This web site is an outgrowth of the Taxonomy, DNA, and Barcode of Life meeting held at Banbury Center, Cold Spring Harbor Laboratory, September 9-12, 2003. It is designed and managed by Mark Stoeckle, Perrin Meyer, and Jason Yung at the Program for the Human Environment (PHE) at The Rockefeller University.

About the Program for the Human Environment

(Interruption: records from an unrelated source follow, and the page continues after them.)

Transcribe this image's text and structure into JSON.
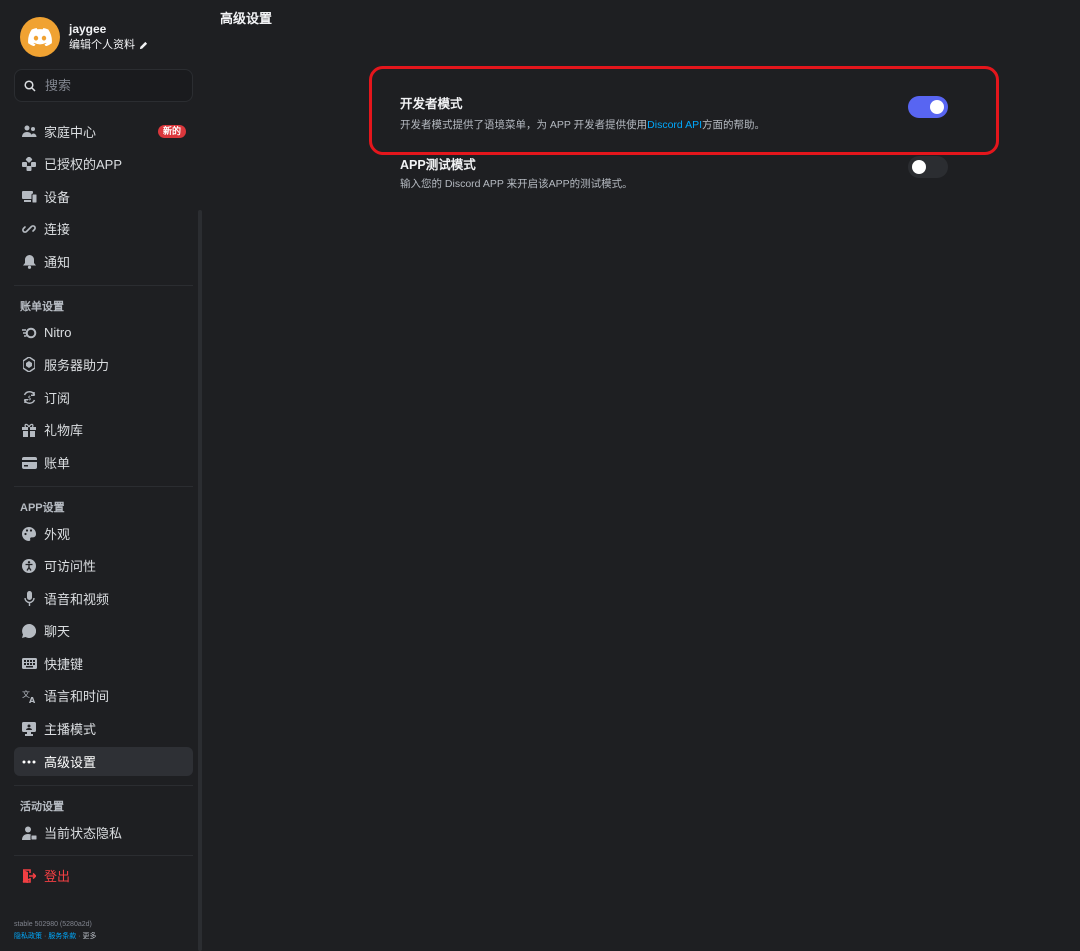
{
  "profile": {
    "username": "jaygee",
    "edit_label": "编辑个人资料",
    "avatar_color": "#f0a232"
  },
  "search": {
    "placeholder": "搜索"
  },
  "sidebar": {
    "user_items": [
      {
        "label": "家庭中心",
        "icon": "family-icon",
        "badge": "新的"
      },
      {
        "label": "已授权的APP",
        "icon": "authorized-apps-icon"
      },
      {
        "label": "设备",
        "icon": "devices-icon"
      },
      {
        "label": "连接",
        "icon": "link-icon"
      },
      {
        "label": "通知",
        "icon": "bell-icon"
      }
    ],
    "billing_header": "账单设置",
    "billing_items": [
      {
        "label": "Nitro",
        "icon": "nitro-icon"
      },
      {
        "label": "服务器助力",
        "icon": "boost-icon"
      },
      {
        "label": "订阅",
        "icon": "subscription-icon"
      },
      {
        "label": "礼物库",
        "icon": "gift-icon"
      },
      {
        "label": "账单",
        "icon": "card-icon"
      }
    ],
    "app_header": "APP设置",
    "app_items": [
      {
        "label": "外观",
        "icon": "palette-icon"
      },
      {
        "label": "可访问性",
        "icon": "accessibility-icon"
      },
      {
        "label": "语音和视频",
        "icon": "mic-icon"
      },
      {
        "label": "聊天",
        "icon": "chat-icon"
      },
      {
        "label": "快捷键",
        "icon": "keyboard-icon"
      },
      {
        "label": "语言和时间",
        "icon": "language-icon"
      },
      {
        "label": "主播模式",
        "icon": "streamer-icon"
      },
      {
        "label": "高级设置",
        "icon": "more-icon",
        "active": true
      }
    ],
    "activity_header": "活动设置",
    "activity_items": [
      {
        "label": "当前状态隐私",
        "icon": "activity-privacy-icon"
      }
    ],
    "logout": {
      "label": "登出",
      "icon": "logout-icon"
    }
  },
  "footer": {
    "version": "stable 502980 (5280a2d)",
    "privacy": "隐私政策",
    "sep1": " · ",
    "terms": "服务条款",
    "sep2": " · ",
    "more": "更多"
  },
  "main": {
    "title": "高级设置",
    "settings": [
      {
        "title": "开发者模式",
        "desc_before": "开发者模式提供了语境菜单，为 APP 开发者提供使用",
        "desc_link": "Discord API",
        "desc_after": "方面的帮助。",
        "enabled": true
      },
      {
        "title": "APP测试模式",
        "desc": "输入您的 Discord APP 来开启该APP的测试模式。",
        "enabled": false
      }
    ]
  },
  "colors": {
    "accent": "#5865f2",
    "highlight": "#e4161c",
    "link": "#00a8fc",
    "danger": "#f23f43"
  }
}
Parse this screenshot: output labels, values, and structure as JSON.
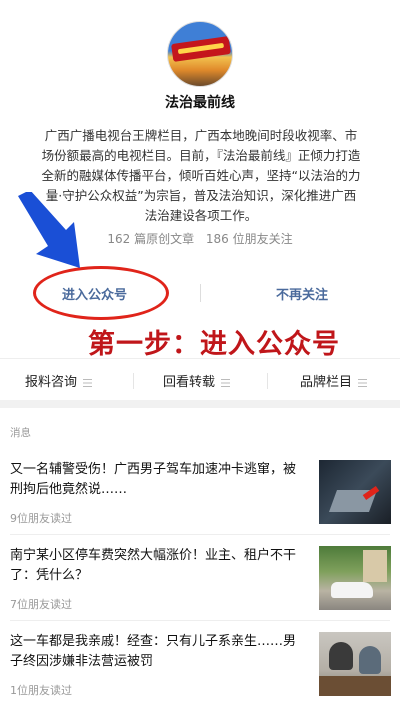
{
  "profile": {
    "account_name": "法治最前线",
    "description": "广西广播电视台王牌栏目，广西本地晚间时段收视率、市场份额最高的电视栏目。目前，『法治最前线』正倾力打造全新的融媒体传播平台，倾听百姓心声，坚持“以法治的力量·守护公众权益”为宗旨，普及法治知识，深化推进广西法治建设各项工作。",
    "original_articles": "162 篇原创文章",
    "friends_following": "186 位朋友关注"
  },
  "actions": {
    "enter_label": "进入公众号",
    "unfollow_label": "不再关注"
  },
  "annotation": {
    "caption": "第一步：进入公众号",
    "highlight_color": "#e0241a",
    "arrow_color": "#1a4fd6"
  },
  "menu": {
    "items": [
      {
        "label": "报料咨询",
        "icon": "menu-lines-icon"
      },
      {
        "label": "回看转载",
        "icon": "menu-lines-icon"
      },
      {
        "label": "品牌栏目",
        "icon": "menu-lines-icon"
      }
    ]
  },
  "messages": {
    "section_label": "消息",
    "articles": [
      {
        "title": "又一名辅警受伤！广西男子驾车加速冲卡逃窜，被刑拘后他竟然说……",
        "reads": "9位朋友读过"
      },
      {
        "title": "南宁某小区停车费突然大幅涨价！业主、租户不干了：凭什么？",
        "reads": "7位朋友读过"
      },
      {
        "title": "这一车都是我亲戚！经查：只有儿子系亲生……男子终因涉嫌非法营运被罚",
        "reads": "1位朋友读过"
      }
    ]
  },
  "colors": {
    "link_blue": "#4a6a9c",
    "caption_red": "#c0161a"
  }
}
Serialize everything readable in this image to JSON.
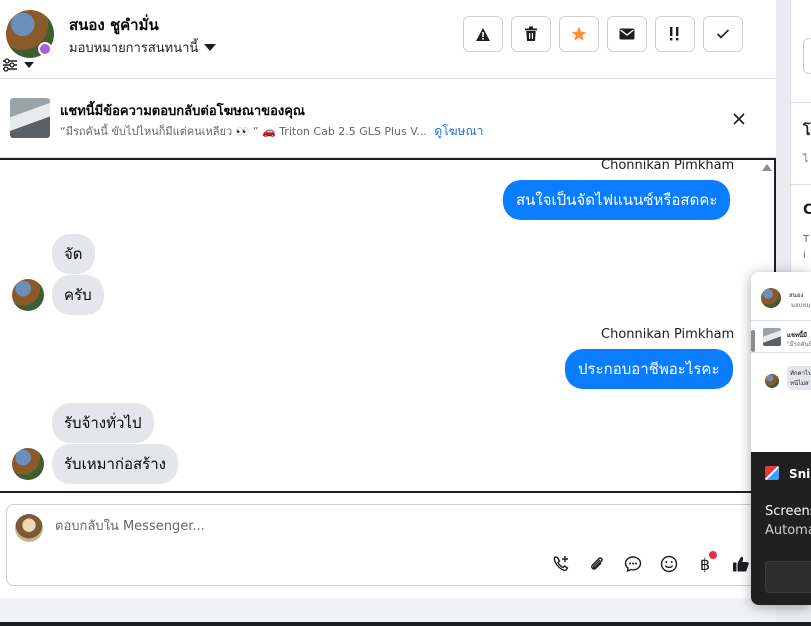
{
  "header": {
    "contact_name": "สนอง ชูคำมั่น",
    "assign_label": "มอบหมายการสนทนานี้",
    "actions": [
      {
        "name": "report-button",
        "icon": "warning-icon"
      },
      {
        "name": "delete-button",
        "icon": "trash-icon"
      },
      {
        "name": "star-button",
        "icon": "star-icon"
      },
      {
        "name": "mark-unread-button",
        "icon": "envelope-icon"
      },
      {
        "name": "follow-up-button",
        "icon": "priority-icon"
      },
      {
        "name": "mark-done-button",
        "icon": "check-icon"
      }
    ]
  },
  "banner": {
    "title": "แชทนี้มีข้อความตอบกลับต่อโฆษณาของคุณ",
    "quote": "“มีรถคันนี้ ขับไปไหนก็มีแต่คนเหลียว 👀 ” 🚗 Triton Cab 2.5 GLS Plus V...",
    "link": "ดูโฆษณา"
  },
  "messages": {
    "sender_1": "Chonnikan Pimkham",
    "out_1": "สนใจเป็นจัดไฟแนนซ์หรือสดคะ",
    "in_1": "จัด",
    "in_2": "ครับ",
    "sender_2": "Chonnikan Pimkham",
    "out_2": "ประกอบอาชีพอะไรคะ",
    "in_3": "รับจ้างทั่วไป",
    "in_4": "รับเหมาก่อสร้าง"
  },
  "composer": {
    "placeholder": "ตอบกลับใน Messenger...",
    "tools": [
      "phone-add-icon",
      "paperclip-icon",
      "saved-reply-icon",
      "emoji-icon",
      "baht-icon",
      "thumbs-up-icon"
    ],
    "baht_label": "฿"
  },
  "right_panel": {
    "char_1": "โ",
    "char_1_small": "ไ",
    "char_2": "C",
    "char_2_small_a": "T",
    "char_2_small_b": "i"
  },
  "overlay": {
    "name_snippet": "สนอง",
    "sub_snippet": "มอบหมา",
    "banner_snippet": "แชทนี้มี",
    "banner_sub_snippet": "\"มีรถคันนี้",
    "msg_snippet_a": "ทักคาไป",
    "msg_snippet_b": "หนีไม่ส"
  },
  "snip": {
    "title": "Snip",
    "line1": "Screens",
    "line2": "Automa"
  },
  "colors": {
    "accent": "#0a7cff",
    "link": "#216fdb",
    "star": "#f7923b",
    "badge_red": "#f02849"
  }
}
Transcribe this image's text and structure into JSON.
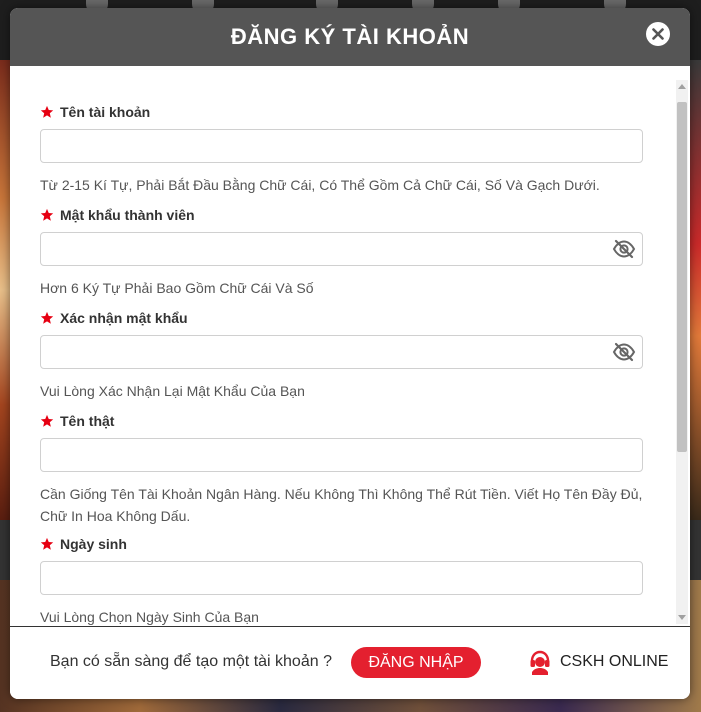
{
  "modal": {
    "title": "ĐĂNG KÝ TÀI KHOẢN",
    "close_icon": "close-circle-icon"
  },
  "form": {
    "fields": [
      {
        "label": "Tên tài khoản",
        "value": "",
        "hint": "Từ 2-15 Kí Tự, Phải Bắt Đầu Bằng Chữ Cái, Có Thể Gồm Cả Chữ Cái, Số Và Gạch Dưới."
      },
      {
        "label": "Mật khẩu thành viên",
        "value": "",
        "hint": "Hơn 6 Ký Tự Phải Bao Gồm Chữ Cái Và Số",
        "icon": "eye-slash-icon"
      },
      {
        "label": "Xác nhận mật khẩu",
        "value": "",
        "hint": "Vui Lòng Xác Nhận Lại Mật Khẩu Của Bạn",
        "icon": "eye-slash-icon"
      },
      {
        "label": "Tên thật",
        "value": "",
        "hint_line1": "Cần Giống Tên Tài Khoản Ngân Hàng. Nếu Không Thì Không Thể Rút Tiền. Viết Họ Tên Đầy Đủ,",
        "hint_line2": "Chữ In Hoa Không Dấu."
      },
      {
        "label": "Ngày sinh",
        "value": "",
        "hint": "Vui Lòng Chọn Ngày Sinh Của Bạn"
      }
    ],
    "required_icon": "star-icon"
  },
  "footer": {
    "prompt": "Bạn có sẵn sàng để tạo một tài khoản ?",
    "login_label": "ĐĂNG NHẬP",
    "support_label": "CSKH ONLINE",
    "support_icon": "headset-icon"
  },
  "colors": {
    "header_bg": "#555555",
    "accent_red": "#e4202f",
    "required_star": "#e60012"
  }
}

The involvement of the Program for the Human Environment in DNA barcoding dates to Jesse Ausubel's attendance in February 2002 at a conference in Nova Scotia organized by the Canadian Center for Marine Biodiversity. At the conference, Paul Hebert presented for the first time his concept of large-scale DNA barcoding for species identification. Impressed by the potential for this technology to address difficult challenges in the Census of Marine Life, Jesse agreed with Paul on encouraging a conference to explore the contribution taxonomy and DNA could make to the Census as well as other large-scale terrestrial efforts. In his capacity as a Program Director of the Sloan Foundation, Jesse turned to the Banbury Conference Center of Cold Spring Harbor Laboratory, whose leader Jan Witkowski prepared a strong proposal to explore both the scientific reliability of barcoding and the processes that might bring it to broad application. Concurrently, PHE researcher Mark Stoeckle began to work with the Hebert lab on analytic studies of barcoding in birds. Our involvement in barcoding now takes 3 forms: assisting the organizational development of the Consortium for the Barcode of Life and the Barcode of Life Initiative; contributing to the scientific development of the field, especially by studies in birds, and contributing to public understanding of the science and technology of barcoding and its applications through improved visualization techniques and preparation of brochures and other broadly accessible means, including this website. While the Sloan Foundation continues to support CBOL through a grant to the Smithsonian Institution, it does not provide financial support for barcoding research itself or support to the PHE for its research in this field.